### [What you should do]
In this exercise, every entry below is to be reproduced word for word.

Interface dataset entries
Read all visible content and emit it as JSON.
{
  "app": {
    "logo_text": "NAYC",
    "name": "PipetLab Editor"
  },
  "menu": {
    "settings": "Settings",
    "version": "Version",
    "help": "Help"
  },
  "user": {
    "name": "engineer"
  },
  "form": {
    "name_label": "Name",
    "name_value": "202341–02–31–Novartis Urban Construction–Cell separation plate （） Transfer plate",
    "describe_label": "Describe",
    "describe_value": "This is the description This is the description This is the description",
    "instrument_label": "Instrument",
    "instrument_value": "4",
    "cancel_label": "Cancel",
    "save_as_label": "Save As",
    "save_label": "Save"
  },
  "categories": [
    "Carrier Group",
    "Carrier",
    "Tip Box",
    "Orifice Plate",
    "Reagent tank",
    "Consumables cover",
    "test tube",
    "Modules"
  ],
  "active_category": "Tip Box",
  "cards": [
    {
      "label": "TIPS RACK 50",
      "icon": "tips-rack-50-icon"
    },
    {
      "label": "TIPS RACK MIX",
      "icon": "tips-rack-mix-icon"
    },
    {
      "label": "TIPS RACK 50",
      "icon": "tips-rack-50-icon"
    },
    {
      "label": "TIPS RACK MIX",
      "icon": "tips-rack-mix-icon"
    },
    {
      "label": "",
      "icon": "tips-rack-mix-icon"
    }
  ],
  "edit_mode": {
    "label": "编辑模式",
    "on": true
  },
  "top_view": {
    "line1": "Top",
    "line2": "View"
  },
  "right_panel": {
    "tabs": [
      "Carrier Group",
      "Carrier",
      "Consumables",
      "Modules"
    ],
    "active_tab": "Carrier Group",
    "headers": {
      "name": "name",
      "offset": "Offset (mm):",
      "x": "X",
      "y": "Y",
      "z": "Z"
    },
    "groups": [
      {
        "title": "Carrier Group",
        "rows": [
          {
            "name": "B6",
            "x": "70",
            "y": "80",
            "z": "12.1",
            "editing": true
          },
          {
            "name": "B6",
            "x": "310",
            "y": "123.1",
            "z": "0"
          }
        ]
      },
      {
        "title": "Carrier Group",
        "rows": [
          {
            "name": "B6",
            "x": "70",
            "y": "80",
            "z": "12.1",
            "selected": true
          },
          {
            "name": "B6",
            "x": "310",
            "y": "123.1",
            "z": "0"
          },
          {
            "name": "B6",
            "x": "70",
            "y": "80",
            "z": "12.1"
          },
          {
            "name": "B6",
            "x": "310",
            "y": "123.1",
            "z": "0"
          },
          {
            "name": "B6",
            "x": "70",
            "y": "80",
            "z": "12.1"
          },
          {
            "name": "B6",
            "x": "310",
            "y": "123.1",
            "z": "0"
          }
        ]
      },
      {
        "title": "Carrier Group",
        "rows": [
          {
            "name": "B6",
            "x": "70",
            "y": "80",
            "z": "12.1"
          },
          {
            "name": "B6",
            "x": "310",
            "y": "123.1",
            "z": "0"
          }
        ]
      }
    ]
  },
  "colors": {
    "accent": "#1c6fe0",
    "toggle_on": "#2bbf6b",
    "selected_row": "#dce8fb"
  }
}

### [Solution to the problem]
Read all visible content and emit it as JSON.
{
  "app": {
    "logo_text": "NAYC",
    "name": "PipetLab Editor"
  },
  "menu": {
    "settings": "Settings",
    "version": "Version",
    "help": "Help"
  },
  "user": {
    "name": "engineer"
  },
  "form": {
    "name_label": "Name",
    "name_value": "202341–02–31–Novartis Urban Construction–Cell separation plate （） Transfer plate",
    "describe_label": "Describe",
    "describe_value": "This is the description This is the description This is the description",
    "instrument_label": "Instrument",
    "instrument_value": "4",
    "cancel_label": "Cancel",
    "save_as_label": "Save As",
    "save_label": "Save"
  },
  "categories": [
    "Carrier Group",
    "Carrier",
    "Tip Box",
    "Orifice Plate",
    "Reagent tank",
    "Consumables cover",
    "test tube",
    "Modules"
  ],
  "active_category": "Tip Box",
  "cards": [
    {
      "label": "TIPS RACK 50",
      "icon": "tips-rack-50-icon"
    },
    {
      "label": "TIPS RACK MIX",
      "icon": "tips-rack-mix-icon"
    },
    {
      "label": "TIPS RACK 50",
      "icon": "tips-rack-50-icon"
    },
    {
      "label": "TIPS RACK MIX",
      "icon": "tips-rack-mix-icon"
    },
    {
      "label": "",
      "icon": "tips-rack-mix-icon"
    }
  ],
  "edit_mode": {
    "label": "编辑模式",
    "on": true
  },
  "top_view": {
    "line1": "Top",
    "line2": "View"
  },
  "right_panel": {
    "tabs": [
      "Carrier Group",
      "Carrier",
      "Consumables",
      "Modules"
    ],
    "active_tab": "Carrier Group",
    "headers": {
      "name": "name",
      "offset": "Offset (mm):",
      "x": "X",
      "y": "Y",
      "z": "Z"
    },
    "groups": [
      {
        "title": "Carrier Group",
        "rows": [
          {
            "name": "B6",
            "x": "70",
            "y": "80",
            "z": "12.1",
            "editing": true
          },
          {
            "name": "B6",
            "x": "310",
            "y": "123.1",
            "z": "0"
          }
        ]
      },
      {
        "title": "Carrier Group",
        "rows": [
          {
            "name": "B6",
            "x": "70",
            "y": "80",
            "z": "12.1",
            "selected": true
          },
          {
            "name": "B6",
            "x": "310",
            "y": "123.1",
            "z": "0"
          },
          {
            "name": "B6",
            "x": "70",
            "y": "80",
            "z": "12.1"
          },
          {
            "name": "B6",
            "x": "310",
            "y": "123.1",
            "z": "0"
          },
          {
            "name": "B6",
            "x": "70",
            "y": "80",
            "z": "12.1"
          },
          {
            "name": "B6",
            "x": "310",
            "y": "123.1",
            "z": "0"
          }
        ]
      },
      {
        "title": "Carrier Group",
        "rows": [
          {
            "name": "B6",
            "x": "70",
            "y": "80",
            "z": "12.1"
          },
          {
            "name": "B6",
            "x": "310",
            "y": "123.1",
            "z": "0"
          }
        ]
      }
    ]
  },
  "colors": {
    "accent": "#1c6fe0",
    "toggle_on": "#2bbf6b",
    "selected_row": "#dce8fb"
  }
}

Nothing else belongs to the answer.